- How long does a prescriptive easement last?
- What is required to obtain a prescriptive easement?
- Does a prescriptive easement need to be recorded?
- Can a prescriptive easement be terminated?
- How does a prescriptive easement work?
- What are prescriptive easement rights?
- What are the three types of easements?
- What is an example of easement by prescription?
- What does prescriptive period mean?
- What is the difference between adverse possession and prescriptive easements?
- Can I sell my easement?
- Is an unrecorded easement enforceable?
A prescriptive easement is an easement upon another’s real property acquired by continued use without permission of the owner for a legally defined period.
State law, which varies by state, defines the time period required to acquire a prescriptive easement.
How long does a prescriptive easement last?
The period required to establish a prescriptive easement varies by state. For example, it is five years in California, 10 years in New York, and 20 years in Wisconsin.
What is required to obtain a prescriptive easement?
In order to acquire a prescriptive easement over another’s property, the following elements must be met: (1) actual use of the property; (2) open and notorious use of the property; (3) use that is hostile and adverse to the original owner; (4) continuous and uninterrupted use of the property; (5) use of the property
Does a prescriptive easement need to be recorded?
A prescriptive easement is a legal doctrine, and is not a kind of document that you record.
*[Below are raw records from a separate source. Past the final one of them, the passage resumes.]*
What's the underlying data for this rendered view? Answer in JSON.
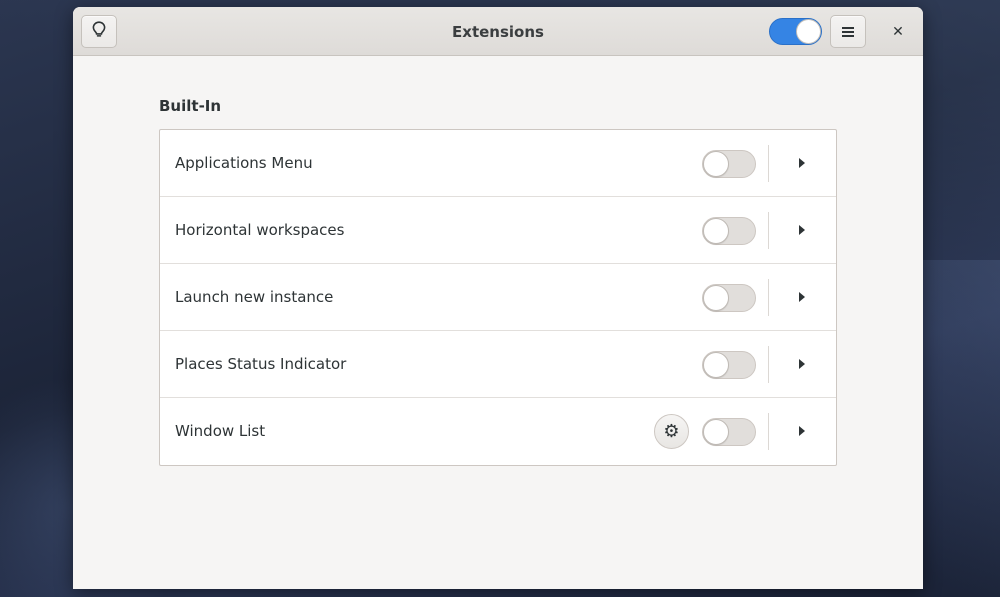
{
  "window": {
    "title": "Extensions",
    "global_switch_on": true,
    "icons": {
      "tips": "lightbulb-icon",
      "menu": "hamburger-menu-icon",
      "close": "close-icon"
    },
    "close_glyph": "✕"
  },
  "section": {
    "title": "Built-In"
  },
  "extensions": [
    {
      "name": "Applications Menu",
      "enabled": false,
      "has_settings": false
    },
    {
      "name": "Horizontal workspaces",
      "enabled": false,
      "has_settings": false
    },
    {
      "name": "Launch new instance",
      "enabled": false,
      "has_settings": false
    },
    {
      "name": "Places Status Indicator",
      "enabled": false,
      "has_settings": false
    },
    {
      "name": "Window List",
      "enabled": false,
      "has_settings": true,
      "settings_glyph": "⚙"
    }
  ],
  "colors": {
    "accent": "#3584e4",
    "window_bg": "#f6f5f4",
    "switch_off": "#e1dedb"
  }
}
In order to have a claim of a prescriptive easement perfected, you would need to go to court and obtain a judgment that you have a prescriptive easement
Can a prescriptive easement be terminated?
Just as an easement can be created by prescription (adverse possession), an easement can also be terminated by prescription if the owner of the servient tenement excludes the easement holder from the usage of the easement for the prescribed statutory period of time.
How does a prescriptive easement work?
A prescriptive easement arises if someone uses a portion of an owner’s property openly, notoriously, and without the owner’s permission. The characterization of an easement will affect the right to transfer the easement to another. Easements appurtenant are adjacent to the servient estate (the underlying land).
What are prescriptive easement rights?
A prescriptive easement is an easement that is earned by regular use — it is not something that is purchased, negotiated, or granted. A prescriptive easement is simply a right to use property, the user does not gain title to the land (unlike adverse possession, discussed below).
What are the three types of easements?
There are three common types of easements.
- Easement in gross. In this type of easement, only property is involved, and the rights of other owners are not considered.
- Easement appurtenant.
- Prescriptive Easement.
What is an example of easement by prescription?
For example, easement by prescription can be claimed by a person who travels across a parcel of land owned by another and continuously for five years or more without the owner’s permission or consent.
What does prescriptive period mean?
Prescriptive periods are time limits that set forth the maximum period of time after an event that legal proceedings based on that event may be initiated. In civil law systems, Prescriptive periods, also known as Periods of prescription, are set by the civil or criminal code.
What is the difference between adverse possession and prescriptive easements?
Adverse possession requires more action. Adverse possession and prescriptive easements are both legal doctrines that allow a person to obtain a right to someone else’s property by open and notorious use. In both cases a person uses the land over a long period of time. The difference is in the right obtained.
Can I sell my easement?
Selling an Easement
Is an unrecorded easement enforceable?
Easements can be valid even when not recorded. That being said, an unrecorded easement Is much harder to establish. There are things you mention which suggest this one is not enforceable, including it being on the title to his property but